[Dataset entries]
***

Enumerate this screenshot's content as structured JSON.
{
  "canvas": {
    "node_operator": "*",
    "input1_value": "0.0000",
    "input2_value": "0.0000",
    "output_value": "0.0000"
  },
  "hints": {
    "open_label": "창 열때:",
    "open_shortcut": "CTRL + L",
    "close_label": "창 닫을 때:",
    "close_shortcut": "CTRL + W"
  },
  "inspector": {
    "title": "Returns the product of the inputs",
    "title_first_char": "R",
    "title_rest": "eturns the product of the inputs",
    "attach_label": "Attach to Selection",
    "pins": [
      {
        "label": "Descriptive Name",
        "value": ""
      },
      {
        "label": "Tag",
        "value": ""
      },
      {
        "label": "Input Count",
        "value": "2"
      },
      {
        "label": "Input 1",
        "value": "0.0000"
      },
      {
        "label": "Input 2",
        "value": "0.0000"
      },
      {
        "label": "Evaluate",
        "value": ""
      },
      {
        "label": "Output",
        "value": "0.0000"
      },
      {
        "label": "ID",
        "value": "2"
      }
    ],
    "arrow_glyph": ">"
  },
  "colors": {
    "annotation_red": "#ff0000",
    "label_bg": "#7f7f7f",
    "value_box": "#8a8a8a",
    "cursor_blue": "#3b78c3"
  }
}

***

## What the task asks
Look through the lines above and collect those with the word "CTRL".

## Your solution
    "open_shortcut": "CTRL + L",
    "close_shortcut": "CTRL + W"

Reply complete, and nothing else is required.